What is expected:
What is wanted is an exact copy of all the entries.

──────────

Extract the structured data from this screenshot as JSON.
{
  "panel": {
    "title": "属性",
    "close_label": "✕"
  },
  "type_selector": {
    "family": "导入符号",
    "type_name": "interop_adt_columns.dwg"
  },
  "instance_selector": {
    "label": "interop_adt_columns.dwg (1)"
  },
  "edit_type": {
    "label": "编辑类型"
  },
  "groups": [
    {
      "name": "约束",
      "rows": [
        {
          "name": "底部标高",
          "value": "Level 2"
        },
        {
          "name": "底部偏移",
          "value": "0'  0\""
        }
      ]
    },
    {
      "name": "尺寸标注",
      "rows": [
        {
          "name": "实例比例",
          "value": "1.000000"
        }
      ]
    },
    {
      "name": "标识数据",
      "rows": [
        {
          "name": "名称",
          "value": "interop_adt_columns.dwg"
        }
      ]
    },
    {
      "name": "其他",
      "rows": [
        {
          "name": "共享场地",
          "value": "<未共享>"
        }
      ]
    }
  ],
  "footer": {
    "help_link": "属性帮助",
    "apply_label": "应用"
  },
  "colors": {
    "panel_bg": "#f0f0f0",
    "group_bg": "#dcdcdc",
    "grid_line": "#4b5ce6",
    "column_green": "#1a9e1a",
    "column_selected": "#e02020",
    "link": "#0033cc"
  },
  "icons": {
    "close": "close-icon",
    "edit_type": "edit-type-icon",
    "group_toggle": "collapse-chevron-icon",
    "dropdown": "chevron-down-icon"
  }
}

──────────

Exercise answer:
Extract the structured data from this screenshot as JSON.
{
  "panel": {
    "title": "属性",
    "close_label": "✕"
  },
  "type_selector": {
    "family": "导入符号",
    "type_name": "interop_adt_columns.dwg"
  },
  "instance_selector": {
    "label": "interop_adt_columns.dwg (1)"
  },
  "edit_type": {
    "label": "编辑类型"
  },
  "groups": [
    {
      "name": "约束",
      "rows": [
        {
          "name": "底部标高",
          "value": "Level 2"
        },
        {
          "name": "底部偏移",
          "value": "0'  0\""
        }
      ]
    },
    {
      "name": "尺寸标注",
      "rows": [
        {
          "name": "实例比例",
          "value": "1.000000"
        }
      ]
    },
    {
      "name": "标识数据",
      "rows": [
        {
          "name": "名称",
          "value": "interop_adt_columns.dwg"
        }
      ]
    },
    {
      "name": "其他",
      "rows": [
        {
          "name": "共享场地",
          "value": "<未共享>"
        }
      ]
    }
  ],
  "footer": {
    "help_link": "属性帮助",
    "apply_label": "应用"
  },
  "colors": {
    "panel_bg": "#f0f0f0",
    "group_bg": "#dcdcdc",
    "grid_line": "#4b5ce6",
    "column_green": "#1a9e1a",
    "column_selected": "#e02020",
    "link": "#0033cc"
  },
  "icons": {
    "close": "close-icon",
    "edit_type": "edit-type-icon",
    "group_toggle": "collapse-chevron-icon",
    "dropdown": "chevron-down-icon"
  }
}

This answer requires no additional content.